The military deadlock in Chad created by the arrival over the past month of some 3,000 French military provides an opportunity to focus on the underlying causes of the conflict and the prospects for its peaceful resolution. In retrospect, the war and especially the brief US involvement raised two key questions that remain unanswered: Is the conflict essentially a Chadian factional rivalry with the adversaries simply drawing on available sources of outside support? Or is the rebel army in northern Chad the spearhead of Libyan adventurism and expansion?
In unraveling the tangled web of events:
First, Chadian nationalism remains remarkably intact despite a conflict that has left much of the country devastated and exhausted. The internal power vacuum created over the years has gradually been filled by an influx of resources from outside powers which sustain and thus influence Chadian political movements and leaders. Goukhouni Woddei became President of Chad in November 1979, not by the choice of the Chadian people but as a result of a compromise worked out under OAU (Organization of African Unity) auspices. Hissein Habre succeeded him as President in June 1982, not as a result of any electoral process but thanks in large measure to a steady flow of foreign support.

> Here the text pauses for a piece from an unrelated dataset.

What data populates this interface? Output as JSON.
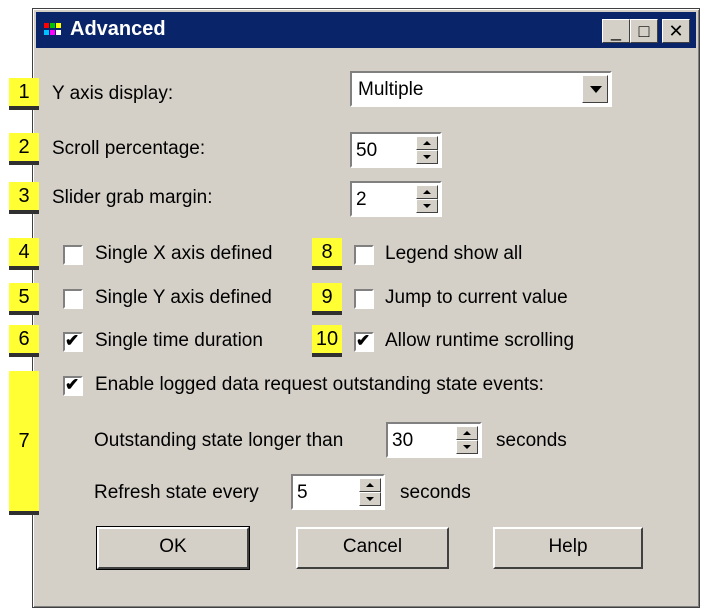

Second, acknowledgment of outside support and influence in Chadian politics does not mean acceptance of foreign domination. There is legitimate concern that Chad might come under Libyan control. But it should be remembered that Colonel Qaddafi's forces occupied two-thirds of Chad, including the capital N'Djamena, for nearly a year from December 1980 to November 1981. The result was to reveal the full extent of Libyan incompetence, brutishness, and maladministration. It also provoked active and costly Chadian resistance. Third, the only valid test of the respective claims of President Habre and ex-President Woddei to represent the Chadian people is a referendum. Both have a case for saying they can rally a majority to their cause. But in the preoccupation with armed confrontation in the north most observers have ignored the south, where the majority of inhabitants and most of Chad's natural resources are found. And while southerners fear and dislike Libya the most, Libya's client, Goukhouni Woddei, may have more southerners in his camp than does Libya's most vocal adversary, Mr. Habre. In short, divergences between Habre and Woddei, and between northerners and southerners, transcend personal competition for power. They mirror the contrasting cultures and competing political orientations of their respective supporters. Northern Chad is the crossroads of this confrontation. It can remain a battleground or become a precursor of coexistence. One conclusion seems evident, however; namely that Chadians will be the big losers if they fight to the finish, as some of their sponsors seem to suggest.
Logic and experience dictate three conditions for peace in Chad:
1. An outside military force sufficient to provide the security assurances that the vast majority of Chadians desperately seek.
2. A national government acceptable to that same Chadian majority.
3. The total withdrawal of Libyan forces from Chad.
This agenda is not mere wishful thinking but reflects recent precedents in Chadian history: For several years prior to 1980 French forces provided a security framework sufficient to enable the Chadian government to operate independently and without infringing its sovereignty; a transitional government composed of all competing factions was hammered out in 1979 with African sponsorship; and Libya's occupation army left northern Chad in November 1981 when Woddei asked Qaddafi to remove it.
History of course does not repeat itself and circumstances change along with attitudes. But the basis exists for ending the conflict in Chad: Chadian leaders agree on the need to keep the country united and to reestablish central government authority. French forces are present with an unmistakable mandate from Paris to defend themselves and to resist any Libyan attack, as necessary. And Chadian leaders are being made to recognize that there are limits on both the resources available to continue the war and on the patience of the Chadian people to suffer its consequences.